The two joined forces on Pilgrim’s eponymous EP, released in February. It showcases smoky vocals layered over lush soundscapes that nod at her Swedish roots, coupled with chill island beats. Breezy opener “Rainmakers,” about heartbreak and childhood, starts with a thumping bass line dotted with water droplets as Pilgrim crescendos into a full-bodied, head-swaying chorus. It’s a contrast to dark, swaggy “Money.” “No Gun” opens with a tropical steel drum that builds into a shreddy bass line laced with spacey blips and gurgles.
Pilgrim’s strengths lie in her songwriting and vocals, says Ilana Kaplan, a contributor to Noisey, Paste Magazine and others. “She uses nostalgia as a big factor in her songwriting.” Grammy-winning producer/composer for Sony ATV and Studio 1 Zero co-owner Josh “Igloo” Monroy praises Pilgrim’s “bold new sound,” but thinks her vocals could use some refining — “not exactly how she sings the phrases, but the mixing and effects around her vocal.”
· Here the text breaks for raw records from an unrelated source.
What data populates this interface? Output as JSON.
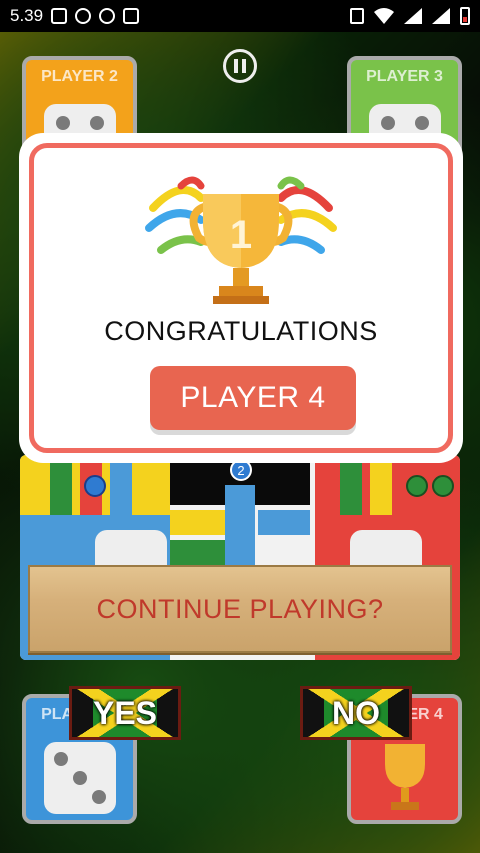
{
  "status_bar": {
    "time": "5.39"
  },
  "players": {
    "p1": "PLAYER 1",
    "p2": "PLAYER 2",
    "p3": "PLAYER 3",
    "p4": "PLAYER 4"
  },
  "board": {
    "marker_number": "2"
  },
  "dialog": {
    "heading": "CONGRATULATIONS",
    "trophy_number": "1",
    "winner_label": "PLAYER 4"
  },
  "prompt": {
    "question": "CONTINUE PLAYING?",
    "yes_label": "YES",
    "no_label": "NO"
  },
  "colors": {
    "accent": "#e86550",
    "dialog_border": "#f06a5f",
    "prompt_text": "#c0392b"
  }
}
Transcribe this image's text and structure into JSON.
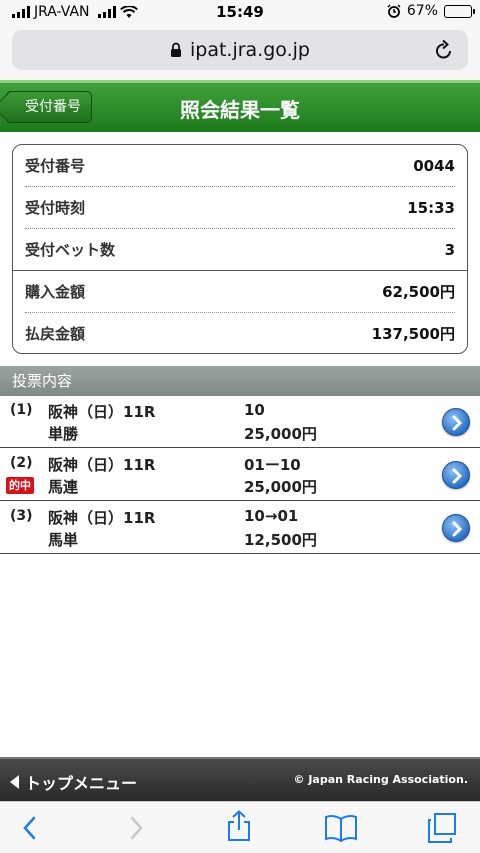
{
  "status_bar": {
    "carrier": "JRA-VAN",
    "time": "15:49",
    "battery": "67%",
    "battery_level": 0.67
  },
  "browser": {
    "url": "ipat.jra.go.jp"
  },
  "header": {
    "back_label": "受付番号",
    "title": "照会結果一覧"
  },
  "summary": [
    {
      "label": "受付番号",
      "value": "0044"
    },
    {
      "label": "受付時刻",
      "value": "15:33"
    },
    {
      "label": "受付ベット数",
      "value": "3"
    },
    {
      "label": "購入金額",
      "value": "62,500円"
    },
    {
      "label": "払戻金額",
      "value": "137,500円"
    }
  ],
  "section_title": "投票内容",
  "bets": [
    {
      "num": "(1)",
      "race": "阪神（日）11R",
      "type": "単勝",
      "combo": "10",
      "amount": "25,000円",
      "hit": ""
    },
    {
      "num": "(2)",
      "race": "阪神（日）11R",
      "type": "馬連",
      "combo": "01ー10",
      "amount": "25,000円",
      "hit": "的中"
    },
    {
      "num": "(3)",
      "race": "阪神（日）11R",
      "type": "馬単",
      "combo": "10→01",
      "amount": "12,500円",
      "hit": ""
    }
  ],
  "footer": {
    "top_menu": "トップメニュー",
    "copyright": "© Japan Racing Association."
  },
  "colors": {
    "header_green": "#1d7a1b",
    "hit_red": "#d8141b",
    "arrow_blue": "#2a6fc4"
  }
}
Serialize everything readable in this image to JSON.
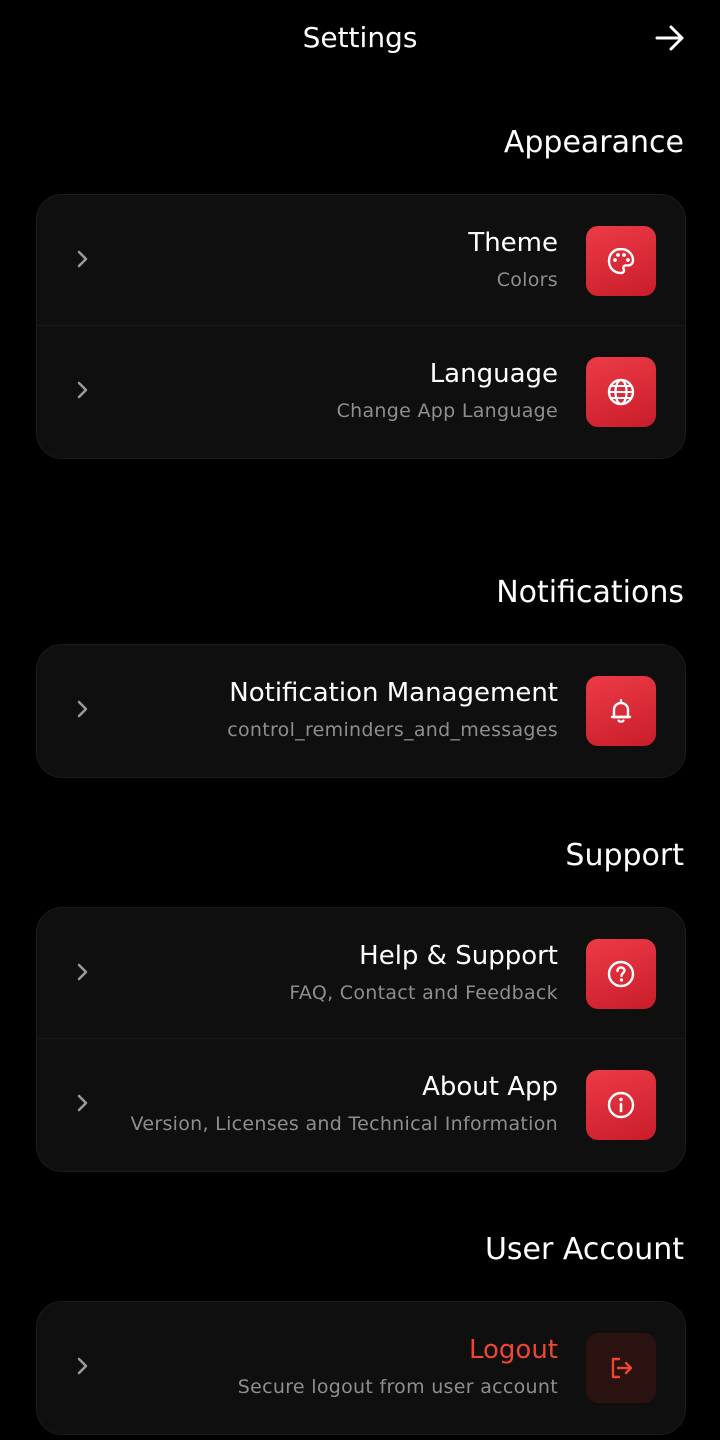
{
  "header": {
    "title": "Settings",
    "forward_icon": "arrow-right-icon"
  },
  "colors": {
    "background": "#000000",
    "card": "#0f0f0f",
    "accent": "#e0303c",
    "logout_text": "#ef4533",
    "subtitle": "#8e8e8e"
  },
  "sections": {
    "appearance": {
      "title": "Appearance",
      "items": [
        {
          "title": "Theme",
          "subtitle": "Colors",
          "icon": "palette-icon"
        },
        {
          "title": "Language",
          "subtitle": "Change App Language",
          "icon": "globe-icon"
        }
      ]
    },
    "notifications": {
      "title": "Notifications",
      "items": [
        {
          "title": "Notification Management",
          "subtitle": "control_reminders_and_messages",
          "icon": "bell-icon"
        }
      ]
    },
    "support": {
      "title": "Support",
      "items": [
        {
          "title": "Help & Support",
          "subtitle": "FAQ, Contact and Feedback",
          "icon": "help-icon"
        },
        {
          "title": "About App",
          "subtitle": "Version, Licenses and Technical Information",
          "icon": "info-icon"
        }
      ]
    },
    "account": {
      "title": "User Account",
      "items": [
        {
          "title": "Logout",
          "subtitle": "Secure logout from user account",
          "icon": "logout-icon"
        }
      ]
    }
  }
}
Still, her odds of stardom look bright, even if distant. She “has a solid chance at being successful,” Kaplan says. The music scene is ripe for an artist like Pilgrim. “Her music definitely embodies a larger trend — R&B-infused electropop/dreampop” made popular by FKA Twigs, SZA and others. “It’s totally an opportune time for her to make it big.” But amid so many other electro-R&B songstresses, “she needs to find her own … way to stand out.”
And her debut EP is achingly short — she needs to “put out more new tunes soon,” Kaplan says. Pilgrim says she hopes to release her second EP next year. She teased listeners with a new single, the shimmering, whimsical “House of Dreams,” released in May and written after a breakup left her “longing for a space that’s totally mine.” The video features the cherubic chanteuse folding origami cranes and twirling on a pool table in a rosy, Victorian-style mansion, as flickering stop-start techniques slice through the gauzy cinematography.
Pilgrim’s come a long way from the perfectionist music student, although she admits Okazaki occasionally needs to snap her out of it when she gets hung up on her vibrato. “Music is life, and life is not perfect,” she says. And her own music? “It’s the sound of my heart breaking free.” Sigh and soar with a soulstress whose star promises to only burn brighter.